Using this tiny molecule for energy may be key to decarbonization.
As it has more than once in the past, hydrogen has become a hot topic in climate policy circles. Although widespread use of hydrogen is probably a decade away, there’s a lot of excitement about the prospect. The fundamental appeal of hydrogen as an energy source is that it produces water rather than carbon dioxide when it’s used. Hydrogen could help solve some major problems in the energy transition to a zero-carbon future. For that to happen, however, we will have to overcome serious technical and economic issues.
Possible applications of hydrogen cover a broad range. For example, fuel cells, which produce electricity from hydrogen, could replace batteries in many applications, particularly in transportation. Hydrogen storage by utilities could provide an attractive way of dealing with the increased volatility of the grid as the use of renewable energy expands. Unlike batteries, hydrogen lends itself to long-term storage of very large amounts of energy. Hydrogen could also be burned, alone or in combination with natural gas, in many applications, such as running turbines to produce power or industrial processes requiring high temperatures. No wonder people are excited.
To actualize these potentials, some serious barriers have to be overcome. The first question is how to produce the hydrogen. It can be produced from natural gas through a chemical process, but this is only a good climate solution if we can capture and sequester the resulting carbon dioxide. Carbon capture, however, is not yet economically feasible at large scale. Hydrogen can also be produced by using electricity to split water into hydrogen and oxygen, which can be a zero-carbon process if the electricity comes from renewables. We need significant technological improvements, however, to bring the cost of this process down. Technological improvements are also needed to increase the efficiency and bring down the cost of fuel cells. Hydrogen is also tricky to store, because the tiny gas molecules are adept at finding leaks and the liquid version must be kept at -421°F (as opposed to -260°F for natural gas). Even when we solve these issues, we’ll still have to deal with all the policy and economic problems of creating the necessary infrastructure, such as a distribution system to get hydrogen into the tanks of vehicles.

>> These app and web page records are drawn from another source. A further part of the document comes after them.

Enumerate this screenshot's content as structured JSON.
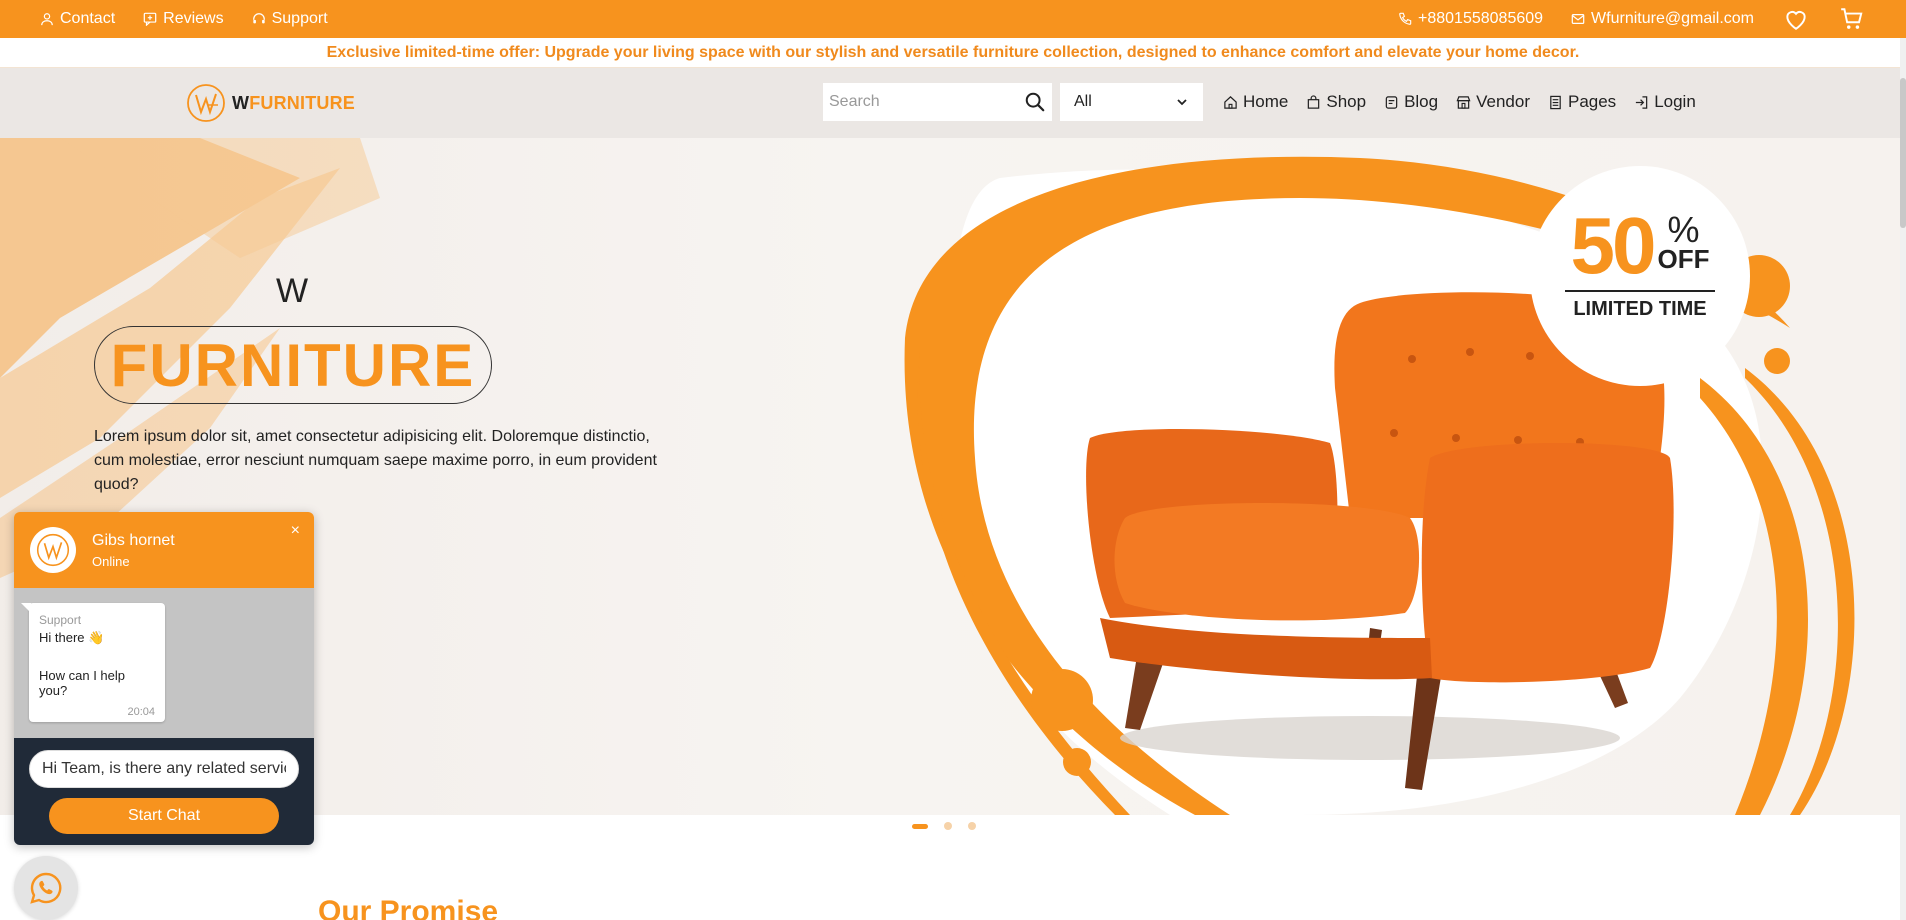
{
  "colors": {
    "accent": "#f7931e",
    "chat_footer": "#202a38"
  },
  "topbar": {
    "contact": "Contact",
    "reviews": "Reviews",
    "support": "Support",
    "phone": "+8801558085609",
    "email": "Wfurniture@gmail.com",
    "icons": [
      "phone-icon",
      "mail-icon",
      "heart-icon",
      "cart-icon"
    ]
  },
  "offer": "Exclusive limited-time offer: Upgrade your living space with our stylish and versatile furniture collection, designed to enhance comfort and elevate your home decor.",
  "nav": {
    "logo_w": "W",
    "logo_rest": "FURNITURE",
    "search_placeholder": "Search",
    "category": "All",
    "menu": [
      {
        "label": "Home",
        "icon": "home-icon"
      },
      {
        "label": "Shop",
        "icon": "bag-icon"
      },
      {
        "label": "Blog",
        "icon": "blog-icon"
      },
      {
        "label": "Vendor",
        "icon": "store-icon"
      },
      {
        "label": "Pages",
        "icon": "pages-icon"
      },
      {
        "label": "Login",
        "icon": "login-icon"
      }
    ]
  },
  "hero": {
    "pre": "W",
    "title": "FURNITURE",
    "description": "Lorem ipsum dolor sit, amet consectetur adipisicing elit. Doloremque distinctio, cum molestiae, error nesciunt numquam saepe maxime porro, in eum provident quod?",
    "badge_number": "50",
    "badge_percent": "%",
    "badge_off": "OFF",
    "badge_limited": "LIMITED TIME",
    "slides": 3,
    "active_slide": 1
  },
  "section_title": "Our Promise",
  "chat": {
    "name": "Gibs hornet",
    "status": "Online",
    "close": "×",
    "sender": "Support",
    "greeting": "Hi there 👋",
    "question": "How can I help you?",
    "time": "20:04",
    "input_value": "Hi Team, is there any related service available ?",
    "button": "Start Chat"
  }
}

There’s some grounds for optimism that these problems can be solved over the next few years. Technological developments have been encouraging. There’s also going to be money flowing into research, development, and deployment. The EU pledges to produce at least a million tons of hydrogen through electrolysis powered by renewable energy by 2025, and at least ten million by 2030. China is also making a serious commitment to hydrogen. President Biden has identified hydrogen as a focal point for DOE’s R&D. And utilities are already seriously interested. Hopefully, as with renewables and battery storage, the result will be a cycle of decreasing costs and technological improvements.
Hydrogen is probably not going to make a big contribution to meeting our 2030 climate goals. It looks much more likely to be a critical part of meeting 2040 and 2050 goals. There’s a lot more to be written about this topic, but I hope what you’ve read here is enough to whet your interest.